I am a Doctor of Philosophy.
With letters before and after my name. And if you look carefully in the dustier parts of the internet you’ll find my doctorate published by an international university press.
It was a massive effort to complete. I lost (almost) everything in the process. My relationship. Friends. Possessions. Addresses.
My mental health suffered. There were times when I couldn’t imagine carrying on with it. It was all too much all of the time. Unrelenting in its need to be attended to. Like some curious tumour that demanded everything I had and much more.
One more idea. Just one more. Another word. Another sentence.
More words. Another chapter. And another.
And. And. And.
More. Just more.
But I endured. Battled. Wrestled. Fought.

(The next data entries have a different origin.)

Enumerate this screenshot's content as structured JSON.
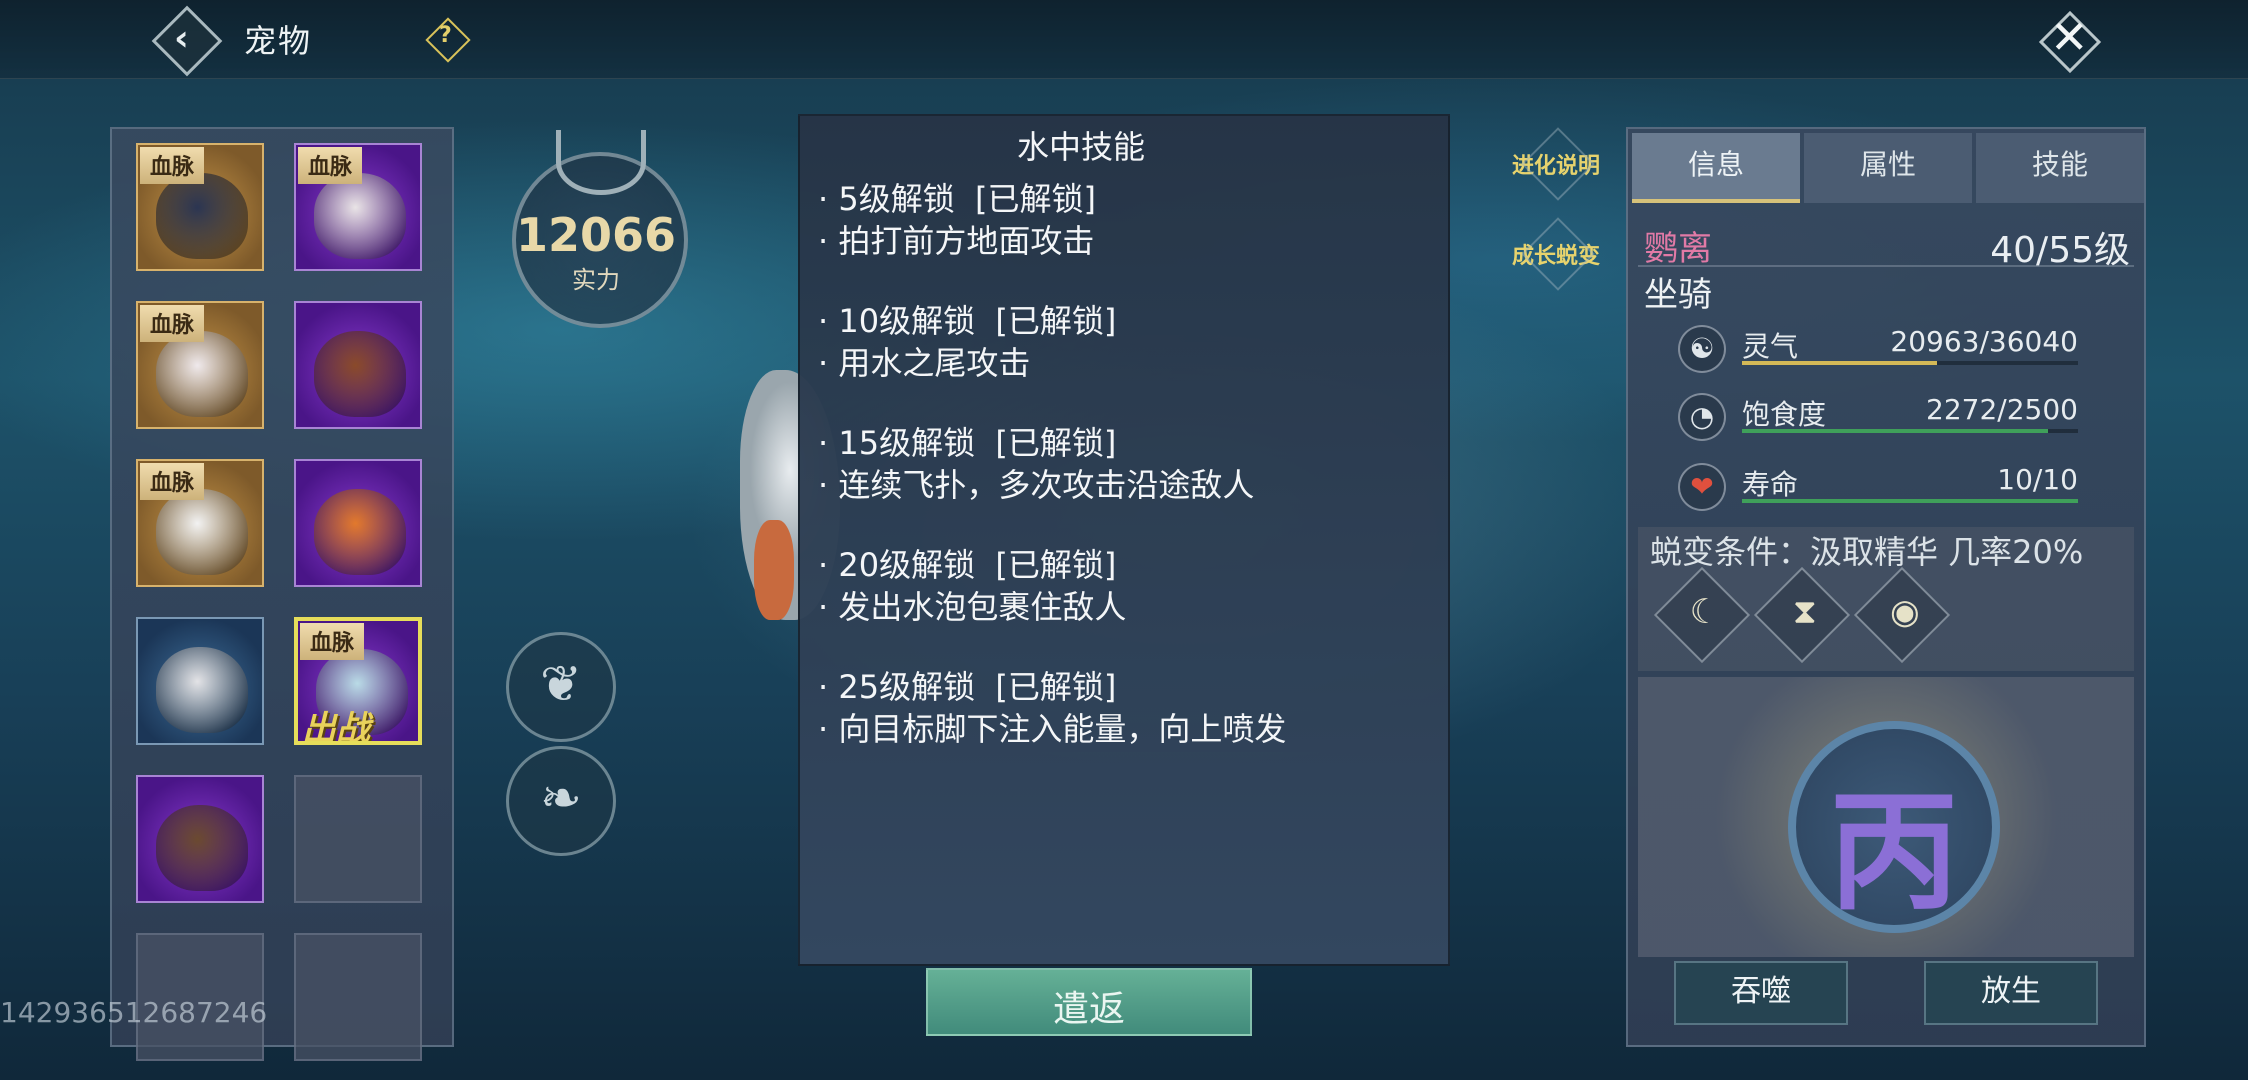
{
  "header": {
    "title": "宠物",
    "help_symbol": "?"
  },
  "uid": "142936512687246",
  "pets": [
    {
      "badge": "血脉",
      "tier": "gold",
      "art": "#2b3552"
    },
    {
      "badge": "血脉",
      "tier": "purple",
      "art": "#e9e4e6"
    },
    {
      "badge": "血脉",
      "tier": "gold",
      "art": "#efe9ec"
    },
    {
      "badge": "",
      "tier": "purple",
      "art": "#8a4a2a"
    },
    {
      "badge": "血脉",
      "tier": "gold",
      "art": "#f2f2f2"
    },
    {
      "badge": "",
      "tier": "purple",
      "art": "#e2792c"
    },
    {
      "badge": "",
      "tier": "blue",
      "art": "#e3e3e6"
    },
    {
      "badge": "血脉",
      "tier": "purple",
      "art": "#b9dbe6",
      "selected": true,
      "status": "出战"
    },
    {
      "badge": "",
      "tier": "purple",
      "art": "#6b4a30"
    },
    {
      "badge": "",
      "tier": "empty"
    },
    {
      "badge": "",
      "tier": "empty"
    },
    {
      "badge": "",
      "tier": "empty"
    }
  ],
  "power": {
    "value": "12066",
    "label": "实力"
  },
  "tooltip": {
    "title": "水中技能",
    "lines": [
      "· 5级解锁  [已解锁]",
      "· 拍打前方地面攻击",
      "· 10级解锁  [已解锁]",
      "· 用水之尾攻击",
      "· 15级解锁  [已解锁]",
      "· 连续飞扑，多次攻击沿途敌人",
      "· 20级解锁  [已解锁]",
      "· 发出水泡包裹住敌人",
      "· 25级解锁  [已解锁]",
      "· 向目标脚下注入能量，向上喷发"
    ]
  },
  "recall_label": "遣返",
  "side_links": {
    "evolution": "进化说明",
    "growth": "成长蜕变"
  },
  "info": {
    "tabs": [
      "信息",
      "属性",
      "技能"
    ],
    "active_tab": 0,
    "name": "鹦离",
    "level": "40/55级",
    "type": "坐骑",
    "stats": [
      {
        "label": "灵气",
        "value": "20963/36040",
        "fraction": 0.58,
        "color": "#d4b957",
        "icon": "spirit-icon"
      },
      {
        "label": "饱食度",
        "value": "2272/2500",
        "fraction": 0.91,
        "color": "#3fa05a",
        "icon": "stomach-icon"
      },
      {
        "label": "寿命",
        "value": "10/10",
        "fraction": 1.0,
        "color": "#3fa05a",
        "icon": "heart-icon"
      }
    ],
    "evolution_condition": "蜕变条件：汲取精华 几率20%",
    "evolution_icons": [
      "moon-icon",
      "hourglass-icon",
      "eye-icon"
    ],
    "emblem_char": "丙",
    "buttons": {
      "devour": "吞噬",
      "release": "放生"
    }
  }
}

Endured.
And completed. Because completing is everything. There is nothing else. The whole thing is just too much to not succeed. There is nothing else other than completion. I saw too many other people around me stretch out their lives by extending their registration. Going from full-time to part-time. Three years to five, seven, eleven, forever. Just adding more time to their lives. More. Endless. And then discover that there is no end. No completion. Planets have stopped rotating on their axes for less.
The process was like digging a hole as deep as you can possibly dig, toiling each day to shift tiny amounts of soil, pushing them to one side, tamping them down, making sure that too much soil doesn’t fall back into the hole. But the digging was everything. Everything.

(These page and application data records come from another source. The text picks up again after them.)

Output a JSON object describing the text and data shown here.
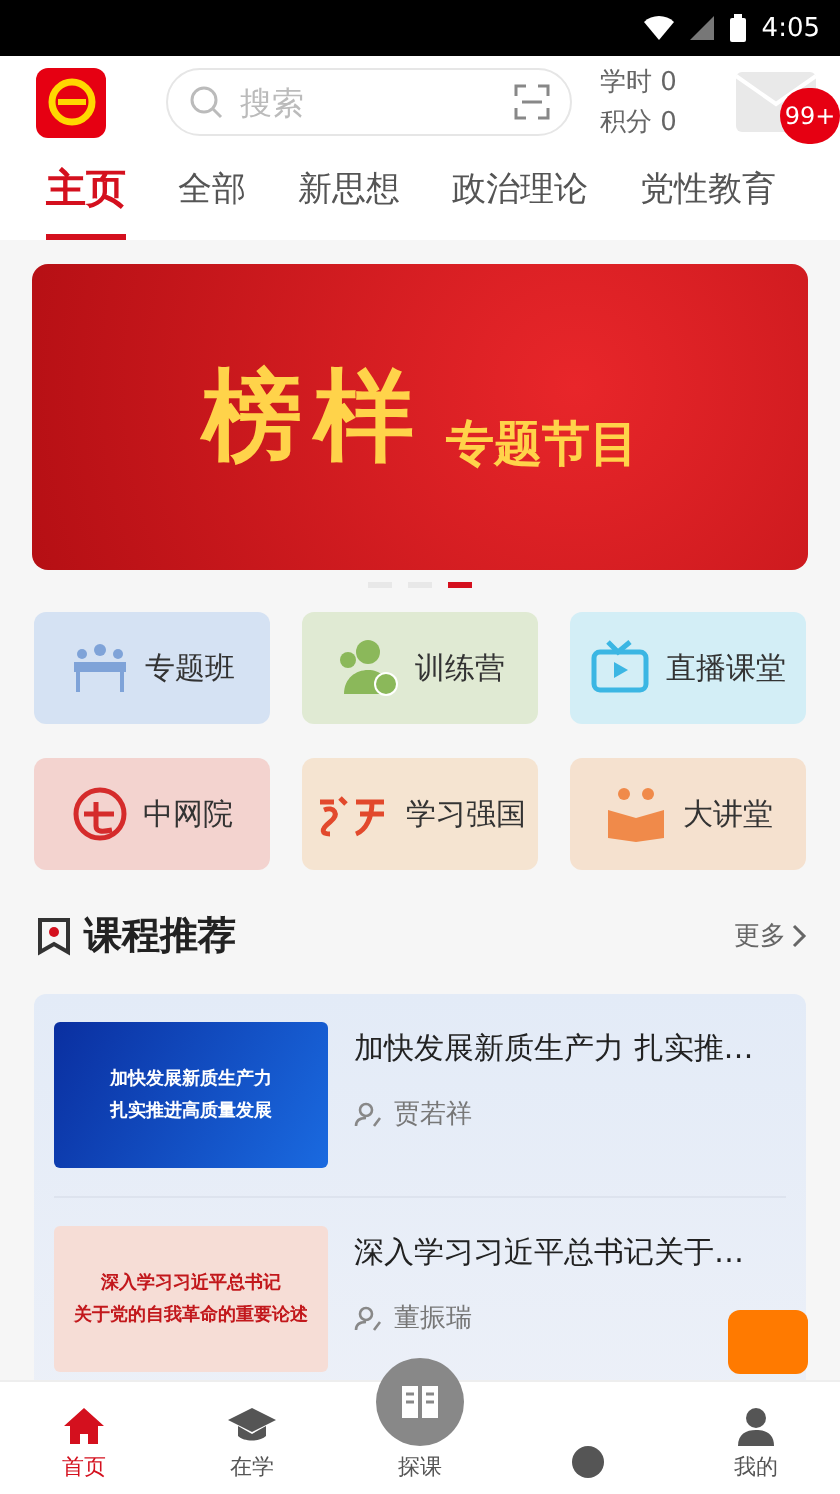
{
  "status_bar": {
    "time": "4:05"
  },
  "header": {
    "search": {
      "placeholder": "搜索"
    },
    "stats": [
      "学时 0",
      "积分 0"
    ],
    "message_badge": "99+"
  },
  "tabs": [
    {
      "label": "主页",
      "selected": true
    },
    {
      "label": "全部",
      "selected": false
    },
    {
      "label": "新思想",
      "selected": false
    },
    {
      "label": "政治理论",
      "selected": false
    },
    {
      "label": "党性教育",
      "selected": false
    }
  ],
  "banner": {
    "title": "榜样",
    "subtitle": "专题节目",
    "dots": [
      {
        "selected": false
      },
      {
        "selected": false
      },
      {
        "selected": true
      }
    ]
  },
  "shortcuts": [
    {
      "label": "专题班",
      "kind": "class",
      "color": "#d5e2f3"
    },
    {
      "label": "训练营",
      "kind": "camp",
      "color": "#e0ead3"
    },
    {
      "label": "直播课堂",
      "kind": "live",
      "color": "#d3eef6"
    },
    {
      "label": "中网院",
      "kind": "academy",
      "color": "#f3d3cf"
    },
    {
      "label": "学习强国",
      "kind": "study",
      "color": "#f5e4d1"
    },
    {
      "label": "大讲堂",
      "kind": "lecture",
      "color": "#f5e1cf"
    }
  ],
  "section": {
    "title": "课程推荐",
    "more": "更多"
  },
  "courses": [
    {
      "title": "加快发展新质生产力 扎实推…",
      "author": "贾若祥",
      "thumb_lines": [
        "加快发展新质生产力",
        "扎实推进高质量发展"
      ],
      "kind": "blue"
    },
    {
      "title": "深入学习习近平总书记关于…",
      "author": "董振瑞",
      "thumb_lines": [
        "深入学习习近平总书记",
        "关于党的自我革命的重要论述"
      ],
      "kind": "red"
    }
  ],
  "bottom_nav": [
    {
      "label": "首页",
      "kind": "home",
      "selected": true
    },
    {
      "label": "在学",
      "kind": "learning",
      "selected": false
    },
    {
      "label": "探课",
      "kind": "center",
      "selected": false
    },
    {
      "kind": "circle",
      "selected": false
    },
    {
      "label": "我的",
      "kind": "me",
      "selected": false
    }
  ]
}
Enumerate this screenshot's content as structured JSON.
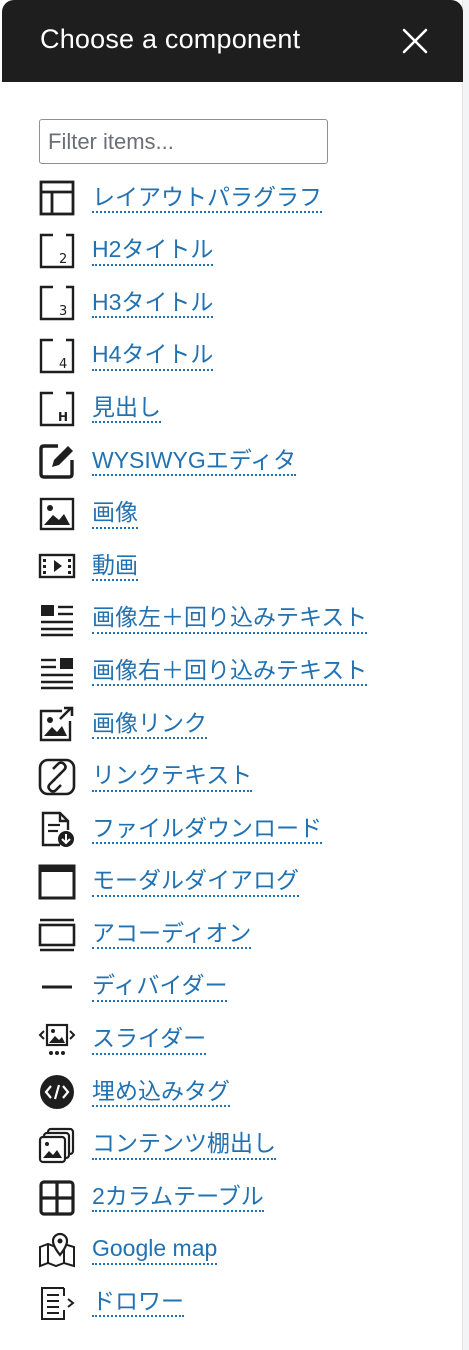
{
  "header": {
    "title": "Choose a component",
    "close_label": "Close"
  },
  "filter": {
    "placeholder": "Filter items...",
    "value": ""
  },
  "components": [
    {
      "label": "レイアウトパラグラフ",
      "icon": "layout-icon"
    },
    {
      "label": "H2タイトル",
      "icon": "heading-2-icon"
    },
    {
      "label": "H3タイトル",
      "icon": "heading-3-icon"
    },
    {
      "label": "H4タイトル",
      "icon": "heading-4-icon"
    },
    {
      "label": "見出し",
      "icon": "heading-icon"
    },
    {
      "label": "WYSIWYGエディタ",
      "icon": "edit-icon"
    },
    {
      "label": "画像",
      "icon": "image-icon"
    },
    {
      "label": "動画",
      "icon": "video-icon"
    },
    {
      "label": "画像左＋回り込みテキスト",
      "icon": "image-left-text-icon"
    },
    {
      "label": "画像右＋回り込みテキスト",
      "icon": "image-right-text-icon"
    },
    {
      "label": "画像リンク",
      "icon": "image-link-icon"
    },
    {
      "label": "リンクテキスト",
      "icon": "link-icon"
    },
    {
      "label": "ファイルダウンロード",
      "icon": "file-download-icon"
    },
    {
      "label": "モーダルダイアログ",
      "icon": "modal-icon"
    },
    {
      "label": "アコーディオン",
      "icon": "accordion-icon"
    },
    {
      "label": "ディバイダー",
      "icon": "divider-icon"
    },
    {
      "label": "スライダー",
      "icon": "slider-icon"
    },
    {
      "label": "埋め込みタグ",
      "icon": "embed-code-icon"
    },
    {
      "label": "コンテンツ棚出し",
      "icon": "content-shelf-icon"
    },
    {
      "label": "2カラムテーブル",
      "icon": "table-icon"
    },
    {
      "label": "Google map",
      "icon": "map-icon"
    },
    {
      "label": "ドロワー",
      "icon": "drawer-icon"
    }
  ],
  "colors": {
    "header_bg": "#1e1e1e",
    "link": "#2271b1",
    "icon": "#1e1e1e"
  }
}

Picture the hole I dug over three years. It was roughly ninety-six thousands words deep, not counting footnotes. But the hole’s dimensions can be measured in many ways. Not just word count.
Hours, obviously. The time it took to type each word, each sentence, each and every paragraph. To edit and rearrange, delete and rewrite.
I wrote in a tiny cubby hole overlooking a vast reading room in the university library. Perched high above the room like a furrowed gargoyle. Watching people come and go as I remained. Returning each day to dig a bit deeper. To change a word. Delete a sentence. Correct a spelling, for the millionth time.
I am proud of the effort. It took everything I had but I’m proud of myself. More importantly, the effort rewarded me with a career where my doctorate has been valuable.
But I can’t stop thinking about the hole I dug.
You can’t dig a hole that deep and not wonder how else you might measure its depth.
That’s what I’m doing right now.